Tom Hanvey, 31
Asaclean-Sun Plastech Inc.
Asaclean-Sun Plastech Inc. Marketing Manager Tom Hanvey graduated from Fordham University with a Bachelor of Arts in communications, marketing and journalism. He held internships at Abraham Lincoln Bicentennial Commission at the Civil War Institute in Gettysburg, Pa., Morgan Stanley and NPR affiliate 90.7 WFUV radio station.
Hanvey worked at Steiner Sports as a web and marketing coordinator and the e-commerce and multimedia marketing manager. He then joined Parsippany, N.J.-based SPI, which manufactures and distributes Asaclean purging compounds for North and South America and was named No. 1 on Plastics News' Best Places to Work list for 2020.
As marketing manager at Sun Plastech Inc., Hanvey is responsible for everything from traditional and digital marketing to trade shows, brand awareness, campaigns, creative sales tools and more.
"I was interested in the opportunity because it gave me great freedom to try new things and really own my department. I previously worked in sports and managed an ecommerce site for a sports memorabilia company outside of NYC. … I immediately fell in love with the industry and my company," he said.
Hanvey was a founding member of the Asahi Kasei North American Marketing Council and was asked to co-host the group's meetings, implemented an inbound marketing strategy companywide for SPI and finished in the top 10 in leads at NPE 2018.
Plastics News: What emerging technology or market most interests you?
Hanvey: In marketing specifically, I'm very interested in the role AI can play in better serving customers. I'm interested in account-based marketing and how it can help me better reach end users. I'm interested in 3D printing and how it will transform our industry. Additionally, I'm looking to see how recycling changes in the next 4-5 years.
Q: What is the best advice you have ever received?

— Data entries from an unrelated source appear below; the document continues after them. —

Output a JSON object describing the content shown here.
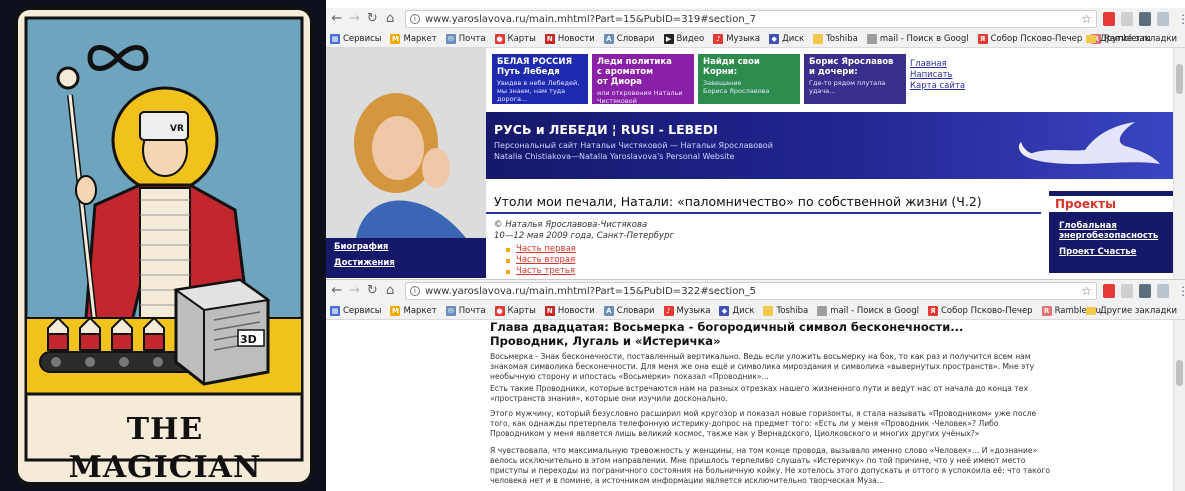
{
  "tarot": {
    "title": "THE MAGICIAN",
    "box_label": "3D",
    "visor_label": "VR"
  },
  "browser1": {
    "url": "www.yaroslavova.ru/main.mhtml?Part=15&PubID=319#section_7",
    "bookmarks": [
      "Сервисы",
      "Маркет",
      "Почта",
      "Карты",
      "Новости",
      "Словари",
      "Видео",
      "Музыка",
      "Диск",
      "Toshiba",
      "mail - Поиск в Googl",
      "Собор Псково-Печер",
      "Rambler.ru"
    ],
    "other_bookmarks": "Другие закладки",
    "site": {
      "blocks": [
        {
          "title": "БЕЛАЯ РОССИЯ\nПуть Лебедя",
          "subtitle": "Увидев в небе Лебедей,\nмы знаем, нам туда\nдорога...",
          "color": "#1e2bb0"
        },
        {
          "title": "Леди политика\nс ароматом\nот Диора",
          "subtitle": "или откровения Натальи\nЧистяковой",
          "color": "#8a1fa8"
        },
        {
          "title": "Найди свои Корни:",
          "subtitle": "Завещание\nБориса Ярославова",
          "color": "#2c8c4e"
        },
        {
          "title": "Борис Ярославов\nи дочери:",
          "subtitle": "Где-то рядом плутала\nудача...",
          "color": "#3a2f8c"
        }
      ],
      "top_links": [
        "Главная",
        "Написать",
        "Карта сайта"
      ],
      "banner": {
        "title": "РУСЬ и ЛЕБЕДИ ¦ RUSI - LEBEDI",
        "subtitle1": "Персональный сайт Натальи Чистяковой — Натальи Ярославовой",
        "subtitle2": "Natalia Chistiakova—Natalia Yaroslavova's Personal Website"
      },
      "page_title": "Утоли мои печали, Натали: «паломничество» по собственной жизни (Ч.2)",
      "author": "© Наталья Ярославова-Чистякова",
      "dateline": "10—12 мая 2009 года, Санкт-Петербург",
      "parts": [
        "Часть первая",
        "Часть вторая",
        "Часть третья"
      ],
      "left_nav": [
        "Биография",
        "Достижения"
      ],
      "projects": {
        "title": "Проекты",
        "links": [
          "Глобальная энергобезопасность",
          "Проект Счастье"
        ]
      }
    }
  },
  "browser2": {
    "url": "www.yaroslavova.ru/main.mhtml?Part=15&PubID=322#section_5",
    "bookmarks": [
      "Сервисы",
      "Маркет",
      "Почта",
      "Карты",
      "Новости",
      "Словари",
      "Музыка",
      "Диск",
      "Toshiba",
      "mail - Поиск в Googl",
      "Собор Псково-Печер",
      "Rambler.ru"
    ],
    "other_bookmarks": "Другие закладки",
    "chapter_title": "Глава двадцатая: Восьмерка - богородичный символ бесконечности... Проводник, Лугаль и «Истеричка»",
    "paragraphs": [
      "Восьмерка - Знак бесконечности, поставленный вертикально. Ведь если уложить восьмерку на бок, то как раз и получится всем нам знакомая символика бесконечности. Для меня же она ещё и символика мироздания и символика «вывернутых пространств». Мне эту необычную сторону и ипостась «Восьмерки» показал «Проводник»...",
      "Есть такие Проводники, которые встречаются нам на разных отрезках нашего жизненного пути и ведут нас от начала до конца тех «пространств знания», которые они изучили досконально.",
      "Этого мужчину, который безусловно расширил мой кругозор и показал новые горизонты, я стала называть «Проводником» уже после того, как однажды претерпела телефонную истерику-допрос на предмет того: «Есть ли у меня «Проводник -Человек»? Либо Проводником у меня является лишь великий космос, также как у Вернадского, Циолковского и многих других учёных?»",
      "Я чувствовала, что максимальную тревожность у женщины, на том конце провода, вызывало именно слово «Человек»... И «дознание» велось исключительно в этом направлении. Мне пришлось терпеливо слушать «Истеричку» по той причине, что у неё имеют место приступы и переходы из пограничного состояния на больничную койку. Не хотелось этого допускать и оттого я успокоила её: что такого человека нет и в помине, а источником информации является исключительно творческая Муза..."
    ]
  }
}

Hanvey: When you become a manager, don't forget to manage up. Oftentimes, people who are very good at their jobs get promoted to management roles. They think about what it means to be a "good manager" and how to get the most out of their direct reports and make them happy. New managers sometimes forget that they need to keep their bosses happy as well. Just because you become a manager doesn't mean you stop being an employee. A mentor at my current company gave me this advice and it helped me keep my goals in alignment with the people I report to directly as well.
Q: What about the plastics industry surprises you?
Hanvey: I'm always surprised by how small the industry is and how friendly and welcoming most people are. Coming from sports, it's amazing how warm and helpful people are. I love my career in plastics.
Q: If you were CEO of a company, what would you do first?
Hanvey: I would buy into my employees so they will buy into what we are trying to do as an organization. My company does an amazing job of making me feel supported professionally and personally. My quality of life is great and they believe in me. It makes me want to run through a wall for them. The first thing I would do is copy everything Asahi Kasei does for their employees. The culture is fantastic.